Kefir is a bacterial yeast culture that converts sugar into fructose and imparts incredible probiotic goodness into the water you keep it in. It is loaded with valuable enzymes, easily digestible sugars, beneficial acids, vitamins and minerals. It is a nice option if you are trying to avoid the caffeine present in kombucha, but still seeking a probiotic drink.
- 100ml jar of water kefir grains
- 3 tablespoons organic raw sugar
- 1 tablespoons organic dried sultanas or apricots
- Pinch of bicarb & Himalayan salt
- 1L filtered water
- Jar with clip lock lid with rubber seal
- Honey & fresh grated ginger
- Grated beetroot and apple
- Spirulina powder and pear
- Passionfruit, peach, apple, berries, or mango (any fresh fruit really!)
- Use coconut water instead of water
- Experiment with different sugars such as molasses, coconut sugar and honey
Mix the kefir grains, sugar, dried fruit, bicarb, and salt with the water in a 1L click-lock jar. Leave to ferment for 12-48 hours. The higher the temperature where you leave the jar, the faster it will ferment.
By now it should be slightly fizzy and a bit sour and the sultanas should be dancing. Strain the water and keep the kefir grains aside for the next batch. Eat sultanas or apricots, or use in cooking. They are a great snack for kids. You can drink and enjoy your kefir as is or you can ferment again.

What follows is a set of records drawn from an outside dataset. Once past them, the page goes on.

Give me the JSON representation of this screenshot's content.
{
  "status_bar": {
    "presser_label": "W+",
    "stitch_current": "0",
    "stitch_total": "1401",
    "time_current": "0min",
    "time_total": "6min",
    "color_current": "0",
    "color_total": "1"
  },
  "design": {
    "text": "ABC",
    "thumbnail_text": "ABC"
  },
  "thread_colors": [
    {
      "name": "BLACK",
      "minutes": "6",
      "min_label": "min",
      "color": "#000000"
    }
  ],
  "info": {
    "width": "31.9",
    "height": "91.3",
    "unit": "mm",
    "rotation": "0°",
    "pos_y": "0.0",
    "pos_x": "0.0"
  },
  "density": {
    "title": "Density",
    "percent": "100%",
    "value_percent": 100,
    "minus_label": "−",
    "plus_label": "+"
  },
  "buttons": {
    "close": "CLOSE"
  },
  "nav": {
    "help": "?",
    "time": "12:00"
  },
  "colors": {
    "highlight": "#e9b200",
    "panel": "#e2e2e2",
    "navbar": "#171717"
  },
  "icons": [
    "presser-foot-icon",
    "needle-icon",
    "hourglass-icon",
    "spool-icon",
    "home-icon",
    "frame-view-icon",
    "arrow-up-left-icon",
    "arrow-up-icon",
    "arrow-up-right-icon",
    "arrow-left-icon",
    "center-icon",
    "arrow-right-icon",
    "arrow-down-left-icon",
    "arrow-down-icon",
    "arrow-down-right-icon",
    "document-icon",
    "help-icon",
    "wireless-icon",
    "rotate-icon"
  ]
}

When I first started fermenting, I always did this second ferment but now tend to enjoy it as is after the first ferment alone. Fermenting the kefir for a second time gives you the opportunity to add different flavours. It also gives a fizzier ferment. Simply add your choice of fresh fruit to the water in the same jar (after straining) and set aside for another 24 hours. Strain again, discard fruit. Bottle, storing it in the fridge.
It is best to drink kefir within a week or two. It can be stored for quite a long time, since the bacteria and yeast actively and continuously preserve it. However, the alcohol content will increase and it will get increasingly sour and fizzy over time.
If you chose to continue to ferment straight away keep in mind that your kefir grains will have doubled. This means you will need to double the above recipe. This will happen with each ferment and your batch of grain will grow over time. You can eat them, add to smoothies, pop into salads or give to friends.
If you want a break from fermenting or are going away you will need to store your kefir grains. These little guys are like pets, you need to feed them. After straining the grains from your last ferment, pop them into a click lock jar with a rubber seal, the same as if you were fermenting again. In a separate bowl add enough filtered water to cover the grains and some sugar. Generally, you want 1 teaspoon to each 100ml of water. This will feed your grains whilst they are hibernating and keep them healthy. Stir until the sugar has dissolved and pour into the jar, over the kefir grains. Ensure there is plenty of coverage of the grains. Any that are left out of the water will die. Store in the fridge for 10-15 days before refeeding, or starting new ferments.